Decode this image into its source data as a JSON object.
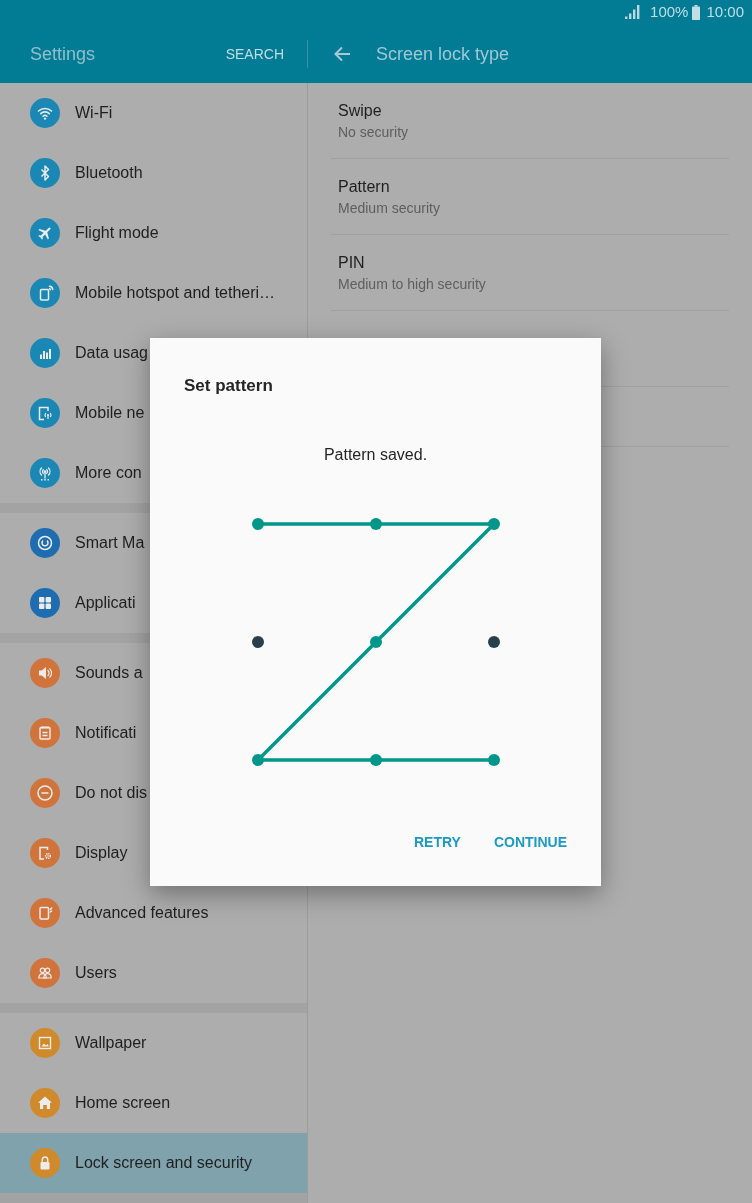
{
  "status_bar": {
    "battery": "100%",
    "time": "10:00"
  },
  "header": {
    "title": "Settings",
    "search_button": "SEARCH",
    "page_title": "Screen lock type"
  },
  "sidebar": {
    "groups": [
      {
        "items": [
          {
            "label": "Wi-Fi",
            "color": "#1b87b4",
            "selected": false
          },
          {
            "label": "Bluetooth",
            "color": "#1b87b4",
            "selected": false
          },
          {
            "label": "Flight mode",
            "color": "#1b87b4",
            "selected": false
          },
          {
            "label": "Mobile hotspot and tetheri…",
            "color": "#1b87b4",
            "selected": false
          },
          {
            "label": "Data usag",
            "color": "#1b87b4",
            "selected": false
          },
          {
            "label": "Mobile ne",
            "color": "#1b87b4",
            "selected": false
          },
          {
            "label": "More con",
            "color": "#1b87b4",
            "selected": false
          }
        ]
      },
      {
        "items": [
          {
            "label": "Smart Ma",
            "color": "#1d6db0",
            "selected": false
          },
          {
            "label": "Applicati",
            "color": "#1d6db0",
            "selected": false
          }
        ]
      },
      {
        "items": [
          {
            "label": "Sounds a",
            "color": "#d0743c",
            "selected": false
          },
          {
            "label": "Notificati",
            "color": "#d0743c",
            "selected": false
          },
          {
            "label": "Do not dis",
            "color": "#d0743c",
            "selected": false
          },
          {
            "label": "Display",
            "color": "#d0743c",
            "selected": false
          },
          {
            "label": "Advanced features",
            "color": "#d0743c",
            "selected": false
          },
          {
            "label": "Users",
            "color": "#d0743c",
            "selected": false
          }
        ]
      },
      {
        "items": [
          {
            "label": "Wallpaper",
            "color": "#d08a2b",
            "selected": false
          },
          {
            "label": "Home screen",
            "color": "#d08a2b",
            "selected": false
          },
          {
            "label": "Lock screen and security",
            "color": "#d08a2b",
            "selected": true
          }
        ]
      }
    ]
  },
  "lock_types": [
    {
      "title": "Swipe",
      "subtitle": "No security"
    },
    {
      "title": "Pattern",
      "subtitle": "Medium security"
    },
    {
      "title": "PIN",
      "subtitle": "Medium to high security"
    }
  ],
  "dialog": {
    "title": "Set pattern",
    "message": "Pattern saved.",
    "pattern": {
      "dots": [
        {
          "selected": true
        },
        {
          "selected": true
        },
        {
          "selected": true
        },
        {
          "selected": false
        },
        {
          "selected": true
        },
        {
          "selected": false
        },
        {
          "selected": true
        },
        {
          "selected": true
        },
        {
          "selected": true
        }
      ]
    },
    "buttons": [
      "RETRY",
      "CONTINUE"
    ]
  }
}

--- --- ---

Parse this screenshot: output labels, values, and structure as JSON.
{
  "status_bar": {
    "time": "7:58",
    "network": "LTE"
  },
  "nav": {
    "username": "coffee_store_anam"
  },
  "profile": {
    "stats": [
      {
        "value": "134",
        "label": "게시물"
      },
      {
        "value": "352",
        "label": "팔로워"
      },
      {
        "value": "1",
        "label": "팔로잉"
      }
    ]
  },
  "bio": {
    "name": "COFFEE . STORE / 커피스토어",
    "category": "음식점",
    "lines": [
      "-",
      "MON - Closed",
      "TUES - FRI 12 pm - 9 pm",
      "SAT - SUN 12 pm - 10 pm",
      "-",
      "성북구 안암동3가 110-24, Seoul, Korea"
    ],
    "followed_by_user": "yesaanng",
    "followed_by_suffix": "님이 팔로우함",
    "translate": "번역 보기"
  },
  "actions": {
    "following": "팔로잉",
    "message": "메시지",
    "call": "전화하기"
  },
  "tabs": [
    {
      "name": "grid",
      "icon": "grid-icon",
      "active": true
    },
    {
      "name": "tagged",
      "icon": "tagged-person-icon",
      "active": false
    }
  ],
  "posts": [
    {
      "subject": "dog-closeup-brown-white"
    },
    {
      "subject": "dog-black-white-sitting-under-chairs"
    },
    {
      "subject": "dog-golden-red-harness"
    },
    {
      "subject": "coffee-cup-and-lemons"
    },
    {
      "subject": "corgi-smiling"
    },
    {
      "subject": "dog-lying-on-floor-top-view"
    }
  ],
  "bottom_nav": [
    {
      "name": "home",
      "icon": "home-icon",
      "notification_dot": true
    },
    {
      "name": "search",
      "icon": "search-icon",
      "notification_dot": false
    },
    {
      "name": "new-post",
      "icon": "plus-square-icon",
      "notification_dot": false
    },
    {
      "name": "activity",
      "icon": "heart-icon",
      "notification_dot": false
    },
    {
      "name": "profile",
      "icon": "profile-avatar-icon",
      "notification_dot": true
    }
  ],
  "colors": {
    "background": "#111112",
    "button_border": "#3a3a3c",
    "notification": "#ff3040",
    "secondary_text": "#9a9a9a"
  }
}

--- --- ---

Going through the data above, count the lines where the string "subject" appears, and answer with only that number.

:: RESPONSE FOR THIS EXERCISE ::
6